But Charney has a habit of diluting his stock in return for financing. The company again said it still needs financing.

In 2012, Charney's top PR man admitted he was a professional liar.

Ryan Holiday

No one had done more to defend Charney's reputation than Ryan Holiday, the top PR man for American Apparel.

And then he published a book, 'Trust Me, I'm Lying; Confessions of a Media Manipulator,' which can be summed up in a quote from its introduction: 'I'm paid to deceive. My job is to lie to the media so they can lie to you.'

Disclosure: Large chunks of Holiday's book make false claims about the staff of Business Insider.

2013: The company enters turnaround territory

In 2013, American Apparel recently reported its first net income profit after 12 straight quarters of losses.

That was an amazing turnaround for a brand which a few years ago was close to bankruptcy; its CEO surrounded by lawsuits alleging sexual harassment.

Now, comparable same-store sales were showing increases of 7 - 13 per cent. Q4 revenues rose to $US173 million. And CEO Dov Charney made good on his promise -- made to Business Insider months earlier -- of booking more than $US600 million in revenue for the year.

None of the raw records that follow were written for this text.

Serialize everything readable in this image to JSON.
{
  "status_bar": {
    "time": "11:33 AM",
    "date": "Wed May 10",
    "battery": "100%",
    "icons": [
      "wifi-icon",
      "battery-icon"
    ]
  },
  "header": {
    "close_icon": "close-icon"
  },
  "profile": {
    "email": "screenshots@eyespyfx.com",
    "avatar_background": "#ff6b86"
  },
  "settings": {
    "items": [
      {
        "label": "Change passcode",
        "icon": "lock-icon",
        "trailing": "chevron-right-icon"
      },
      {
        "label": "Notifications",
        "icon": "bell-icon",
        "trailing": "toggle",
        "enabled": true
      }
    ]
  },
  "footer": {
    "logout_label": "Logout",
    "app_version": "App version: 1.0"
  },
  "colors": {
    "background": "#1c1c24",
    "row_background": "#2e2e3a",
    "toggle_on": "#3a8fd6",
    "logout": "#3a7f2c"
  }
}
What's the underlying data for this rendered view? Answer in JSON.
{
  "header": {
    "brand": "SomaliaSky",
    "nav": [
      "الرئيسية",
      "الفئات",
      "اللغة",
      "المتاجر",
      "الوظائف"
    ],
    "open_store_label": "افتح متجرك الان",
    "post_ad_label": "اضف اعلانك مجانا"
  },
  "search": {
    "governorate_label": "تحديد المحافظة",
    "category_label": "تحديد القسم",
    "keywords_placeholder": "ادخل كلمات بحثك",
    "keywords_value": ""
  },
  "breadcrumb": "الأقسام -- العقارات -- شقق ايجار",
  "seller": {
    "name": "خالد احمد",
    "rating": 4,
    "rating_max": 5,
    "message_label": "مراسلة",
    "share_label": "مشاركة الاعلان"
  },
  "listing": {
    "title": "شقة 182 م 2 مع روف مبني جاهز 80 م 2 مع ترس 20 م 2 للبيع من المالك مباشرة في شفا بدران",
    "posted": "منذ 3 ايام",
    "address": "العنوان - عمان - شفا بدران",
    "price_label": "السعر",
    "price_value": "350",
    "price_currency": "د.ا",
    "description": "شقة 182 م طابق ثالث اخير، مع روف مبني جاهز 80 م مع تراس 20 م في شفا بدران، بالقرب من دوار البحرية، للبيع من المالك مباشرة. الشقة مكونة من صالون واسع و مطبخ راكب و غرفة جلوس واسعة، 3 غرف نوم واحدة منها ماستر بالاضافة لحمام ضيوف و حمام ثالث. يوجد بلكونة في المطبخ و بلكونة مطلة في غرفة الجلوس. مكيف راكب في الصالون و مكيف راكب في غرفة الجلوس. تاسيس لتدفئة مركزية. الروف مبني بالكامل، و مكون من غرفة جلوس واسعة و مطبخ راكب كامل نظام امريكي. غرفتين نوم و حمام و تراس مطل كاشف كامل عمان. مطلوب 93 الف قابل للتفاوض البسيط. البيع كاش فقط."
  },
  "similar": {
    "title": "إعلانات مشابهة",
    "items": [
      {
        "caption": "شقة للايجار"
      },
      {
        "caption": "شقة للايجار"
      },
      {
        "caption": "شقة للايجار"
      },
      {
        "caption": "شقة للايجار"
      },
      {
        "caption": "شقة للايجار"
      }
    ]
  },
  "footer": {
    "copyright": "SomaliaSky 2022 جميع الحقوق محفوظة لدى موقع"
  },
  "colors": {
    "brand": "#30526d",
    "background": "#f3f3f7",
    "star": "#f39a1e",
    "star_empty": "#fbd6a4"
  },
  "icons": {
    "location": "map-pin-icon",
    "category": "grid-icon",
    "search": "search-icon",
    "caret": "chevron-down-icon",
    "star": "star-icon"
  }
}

Made in America might work out in the long-run.

American Apparel is proud of its massive Los Angeles factory, which might just be the biggest clothing factory in the U.S. For the longest time, there's been one glaring problem -- it's in the U.S.

With an average salary of $US12.00 an hour, making clothes in the U.S. is expensive compared to China, the Dominican Republic, Honduras or Mexico.

Charney cites rising costs in China as one more reason to not even think about leaving. And as The Atlantic pointed out, 'made in America' is a gigantic selling point.

This year, the stock tanked -- again.

APP's price was always low because of Charney's habit of printing more stock certificates for the investors who were loaning him cash. But since February of this year, APP has been in familiar territory: under $US1.

That means the company might get delisted from the New York Stock Exchange -- a humbling move that would officially turn it officially into a penny stock.

Charney sold another $US28 million in stock in Q1 2014 -- further diluting investors.

The company made another loss and sales were stagnant at $US138 million.

The major reason American Apparel is cashflow positive is because of the $US28 million stock sale -- and those extra sales are keeping the stock in the toilet.

This year the board began investigating Charney's sex life -- again.

This sentence from the L.A. Times story is all we know:

Charney's behaviour problems did not appear to be criminal in nature, but involved his personal conduct with women and poor judgement, said a source familiar with the matter.

Charney is a crazy genius.

Dov Charney is hard to work with. Dov Charney gets in trouble. Dov Charney is actually brilliant.

Charney's American Apparel is a brand obsessed with quality. In large part, it's paid off. While profits might not look great, American Apparel has a loyal customer base who have no problem paying $US20 for a plain T-shirt.

The fact that until recently avoided controversy looked like Charney had put most of his troubles behind him.

American Apparel's factory is also quite cool...

NOW WATCH: Briefing videos

Business Insider Emails & Alerts

Site highlights each day to your inbox.

Follow Business Insider Australia on Facebook, Twitter, LinkedIn, and Instagram.